- [Activity] Pick each line containing "Ovest" out of the records.

Stored records
Content starts

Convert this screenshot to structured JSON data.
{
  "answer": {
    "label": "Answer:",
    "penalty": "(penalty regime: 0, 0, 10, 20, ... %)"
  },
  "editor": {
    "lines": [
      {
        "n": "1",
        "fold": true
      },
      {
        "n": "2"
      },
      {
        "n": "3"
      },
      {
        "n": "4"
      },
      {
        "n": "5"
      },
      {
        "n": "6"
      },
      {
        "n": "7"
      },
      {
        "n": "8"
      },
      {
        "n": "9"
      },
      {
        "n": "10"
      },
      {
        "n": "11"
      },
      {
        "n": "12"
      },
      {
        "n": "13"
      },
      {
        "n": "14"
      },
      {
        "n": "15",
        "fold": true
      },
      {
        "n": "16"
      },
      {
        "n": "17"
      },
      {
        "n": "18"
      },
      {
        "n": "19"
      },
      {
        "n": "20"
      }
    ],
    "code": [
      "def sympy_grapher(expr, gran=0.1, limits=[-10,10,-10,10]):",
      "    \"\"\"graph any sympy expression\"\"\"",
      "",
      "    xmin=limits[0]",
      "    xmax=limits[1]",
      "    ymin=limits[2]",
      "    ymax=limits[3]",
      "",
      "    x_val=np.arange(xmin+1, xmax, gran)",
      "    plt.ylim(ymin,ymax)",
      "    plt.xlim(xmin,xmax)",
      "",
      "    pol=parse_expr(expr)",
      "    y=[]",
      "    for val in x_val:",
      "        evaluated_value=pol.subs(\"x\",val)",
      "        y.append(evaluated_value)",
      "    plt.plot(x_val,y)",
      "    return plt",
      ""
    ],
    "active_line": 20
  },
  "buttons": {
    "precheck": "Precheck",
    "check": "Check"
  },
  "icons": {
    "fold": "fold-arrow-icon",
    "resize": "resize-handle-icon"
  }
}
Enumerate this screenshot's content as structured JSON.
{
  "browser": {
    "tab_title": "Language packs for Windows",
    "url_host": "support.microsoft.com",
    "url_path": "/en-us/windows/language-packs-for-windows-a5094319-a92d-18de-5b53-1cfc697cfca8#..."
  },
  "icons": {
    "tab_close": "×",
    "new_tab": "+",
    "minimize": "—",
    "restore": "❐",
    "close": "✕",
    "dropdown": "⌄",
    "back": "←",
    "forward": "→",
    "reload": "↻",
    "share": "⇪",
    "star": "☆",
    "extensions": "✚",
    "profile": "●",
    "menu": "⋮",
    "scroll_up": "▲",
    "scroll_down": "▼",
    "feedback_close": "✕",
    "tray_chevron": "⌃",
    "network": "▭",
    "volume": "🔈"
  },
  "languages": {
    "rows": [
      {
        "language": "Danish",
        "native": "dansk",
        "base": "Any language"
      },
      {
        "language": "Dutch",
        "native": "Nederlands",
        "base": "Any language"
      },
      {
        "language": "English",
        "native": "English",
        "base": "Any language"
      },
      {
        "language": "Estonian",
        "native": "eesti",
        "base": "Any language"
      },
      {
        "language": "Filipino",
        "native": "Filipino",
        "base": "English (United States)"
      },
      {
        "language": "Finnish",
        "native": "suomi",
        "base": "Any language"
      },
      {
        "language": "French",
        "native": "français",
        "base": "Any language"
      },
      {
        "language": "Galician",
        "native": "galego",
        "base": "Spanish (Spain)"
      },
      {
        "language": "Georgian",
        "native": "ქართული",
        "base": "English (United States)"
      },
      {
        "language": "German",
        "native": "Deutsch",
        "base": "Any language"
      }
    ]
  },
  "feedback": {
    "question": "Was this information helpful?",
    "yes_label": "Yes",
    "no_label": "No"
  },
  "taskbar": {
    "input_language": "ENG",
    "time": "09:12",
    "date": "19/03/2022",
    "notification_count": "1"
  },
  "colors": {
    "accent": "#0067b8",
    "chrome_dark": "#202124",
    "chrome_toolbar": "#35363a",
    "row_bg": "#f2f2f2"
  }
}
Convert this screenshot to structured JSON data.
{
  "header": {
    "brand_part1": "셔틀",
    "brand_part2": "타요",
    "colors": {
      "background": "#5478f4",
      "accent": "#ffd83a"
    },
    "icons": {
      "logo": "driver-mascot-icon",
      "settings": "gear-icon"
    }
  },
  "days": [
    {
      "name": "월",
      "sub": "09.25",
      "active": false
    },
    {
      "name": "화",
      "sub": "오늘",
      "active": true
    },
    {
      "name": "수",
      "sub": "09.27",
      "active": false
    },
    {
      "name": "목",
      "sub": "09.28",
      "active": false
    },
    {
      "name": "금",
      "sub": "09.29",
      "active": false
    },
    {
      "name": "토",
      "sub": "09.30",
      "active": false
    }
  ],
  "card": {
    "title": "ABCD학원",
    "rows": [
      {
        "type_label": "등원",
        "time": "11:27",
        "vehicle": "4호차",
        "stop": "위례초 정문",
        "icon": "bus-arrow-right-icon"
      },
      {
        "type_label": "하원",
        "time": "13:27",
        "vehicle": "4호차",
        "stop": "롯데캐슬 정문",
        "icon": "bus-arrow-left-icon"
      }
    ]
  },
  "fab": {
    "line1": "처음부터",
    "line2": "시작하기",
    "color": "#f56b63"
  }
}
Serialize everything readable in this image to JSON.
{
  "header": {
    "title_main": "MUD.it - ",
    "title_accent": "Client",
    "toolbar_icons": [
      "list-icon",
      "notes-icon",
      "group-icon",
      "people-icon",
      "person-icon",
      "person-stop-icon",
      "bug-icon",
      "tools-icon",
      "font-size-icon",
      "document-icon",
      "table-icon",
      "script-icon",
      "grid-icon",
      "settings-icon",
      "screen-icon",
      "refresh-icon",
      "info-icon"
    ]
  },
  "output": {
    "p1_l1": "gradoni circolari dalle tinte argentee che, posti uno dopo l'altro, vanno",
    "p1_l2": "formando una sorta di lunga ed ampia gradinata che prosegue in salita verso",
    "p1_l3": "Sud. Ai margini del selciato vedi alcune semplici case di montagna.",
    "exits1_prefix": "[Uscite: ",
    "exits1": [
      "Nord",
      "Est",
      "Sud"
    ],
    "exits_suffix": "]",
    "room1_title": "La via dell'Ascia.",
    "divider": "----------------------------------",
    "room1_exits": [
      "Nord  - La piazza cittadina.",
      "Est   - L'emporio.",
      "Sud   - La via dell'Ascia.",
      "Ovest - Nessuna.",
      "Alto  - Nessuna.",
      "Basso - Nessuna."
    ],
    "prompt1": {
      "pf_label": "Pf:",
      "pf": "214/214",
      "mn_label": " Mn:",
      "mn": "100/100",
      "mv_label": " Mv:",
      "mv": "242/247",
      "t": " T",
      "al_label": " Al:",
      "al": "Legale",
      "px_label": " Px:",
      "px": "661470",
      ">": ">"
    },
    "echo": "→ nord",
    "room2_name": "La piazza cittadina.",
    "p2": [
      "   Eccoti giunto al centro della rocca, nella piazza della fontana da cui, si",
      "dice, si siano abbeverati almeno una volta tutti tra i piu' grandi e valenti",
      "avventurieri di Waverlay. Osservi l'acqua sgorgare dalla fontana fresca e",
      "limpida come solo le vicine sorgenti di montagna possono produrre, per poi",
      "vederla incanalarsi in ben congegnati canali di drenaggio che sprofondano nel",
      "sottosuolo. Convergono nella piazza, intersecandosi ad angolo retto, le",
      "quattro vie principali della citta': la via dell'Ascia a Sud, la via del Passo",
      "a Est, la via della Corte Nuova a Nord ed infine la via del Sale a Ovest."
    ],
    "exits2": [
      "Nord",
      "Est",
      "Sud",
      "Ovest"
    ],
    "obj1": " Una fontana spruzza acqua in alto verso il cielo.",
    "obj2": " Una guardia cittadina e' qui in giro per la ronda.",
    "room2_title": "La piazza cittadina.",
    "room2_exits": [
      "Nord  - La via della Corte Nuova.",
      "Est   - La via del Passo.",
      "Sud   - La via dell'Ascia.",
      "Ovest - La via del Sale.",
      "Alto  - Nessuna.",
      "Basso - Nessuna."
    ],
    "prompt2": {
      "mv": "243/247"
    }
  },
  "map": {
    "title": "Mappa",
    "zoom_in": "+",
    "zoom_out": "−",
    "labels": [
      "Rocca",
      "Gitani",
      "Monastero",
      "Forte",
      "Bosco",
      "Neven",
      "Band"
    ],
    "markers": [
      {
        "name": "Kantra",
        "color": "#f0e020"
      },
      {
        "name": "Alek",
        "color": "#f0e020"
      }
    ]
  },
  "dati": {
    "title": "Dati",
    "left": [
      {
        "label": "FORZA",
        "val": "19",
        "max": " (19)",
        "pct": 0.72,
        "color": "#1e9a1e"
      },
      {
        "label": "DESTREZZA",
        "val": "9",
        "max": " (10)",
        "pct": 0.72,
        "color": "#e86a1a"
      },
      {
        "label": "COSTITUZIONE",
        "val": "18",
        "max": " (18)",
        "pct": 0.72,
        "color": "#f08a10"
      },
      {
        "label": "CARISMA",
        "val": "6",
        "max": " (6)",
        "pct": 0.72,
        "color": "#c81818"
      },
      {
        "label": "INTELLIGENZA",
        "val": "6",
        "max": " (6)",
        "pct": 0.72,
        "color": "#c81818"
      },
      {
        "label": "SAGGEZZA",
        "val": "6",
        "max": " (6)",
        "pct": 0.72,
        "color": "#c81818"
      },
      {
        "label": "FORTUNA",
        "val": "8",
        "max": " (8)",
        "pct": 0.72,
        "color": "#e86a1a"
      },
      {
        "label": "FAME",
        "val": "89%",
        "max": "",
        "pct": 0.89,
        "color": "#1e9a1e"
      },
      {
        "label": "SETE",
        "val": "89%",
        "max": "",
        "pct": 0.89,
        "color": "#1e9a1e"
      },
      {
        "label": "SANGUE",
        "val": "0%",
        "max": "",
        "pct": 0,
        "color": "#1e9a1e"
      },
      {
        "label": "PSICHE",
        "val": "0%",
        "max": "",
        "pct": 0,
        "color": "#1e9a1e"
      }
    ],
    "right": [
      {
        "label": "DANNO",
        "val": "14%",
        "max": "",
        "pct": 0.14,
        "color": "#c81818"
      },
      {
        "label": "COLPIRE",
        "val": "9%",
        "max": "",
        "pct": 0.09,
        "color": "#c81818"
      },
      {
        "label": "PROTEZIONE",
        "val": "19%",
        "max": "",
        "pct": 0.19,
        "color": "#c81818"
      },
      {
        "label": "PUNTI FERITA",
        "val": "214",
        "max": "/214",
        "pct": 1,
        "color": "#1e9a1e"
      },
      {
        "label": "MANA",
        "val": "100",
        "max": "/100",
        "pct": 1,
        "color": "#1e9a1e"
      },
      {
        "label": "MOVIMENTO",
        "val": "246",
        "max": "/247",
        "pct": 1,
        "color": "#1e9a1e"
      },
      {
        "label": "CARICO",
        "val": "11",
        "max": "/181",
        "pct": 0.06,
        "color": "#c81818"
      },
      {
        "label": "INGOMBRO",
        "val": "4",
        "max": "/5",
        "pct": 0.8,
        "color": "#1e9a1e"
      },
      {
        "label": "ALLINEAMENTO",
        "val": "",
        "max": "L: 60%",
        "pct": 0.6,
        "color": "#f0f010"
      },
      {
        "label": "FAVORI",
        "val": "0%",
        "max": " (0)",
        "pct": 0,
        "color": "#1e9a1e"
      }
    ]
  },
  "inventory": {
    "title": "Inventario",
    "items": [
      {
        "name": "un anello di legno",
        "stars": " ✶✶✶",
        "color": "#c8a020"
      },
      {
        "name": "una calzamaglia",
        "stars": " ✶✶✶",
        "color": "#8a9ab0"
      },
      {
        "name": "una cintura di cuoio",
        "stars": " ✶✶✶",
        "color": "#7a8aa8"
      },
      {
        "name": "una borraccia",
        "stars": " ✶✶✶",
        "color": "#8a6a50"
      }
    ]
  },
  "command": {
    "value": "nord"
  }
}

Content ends

- [Your response]
      "Ovest - Nessuna.",
      "a Est, la via della Corte Nuova a Nord ed infine la via del Sale a Ovest."
      "Ovest"
      "Ovest - La via del Sale.",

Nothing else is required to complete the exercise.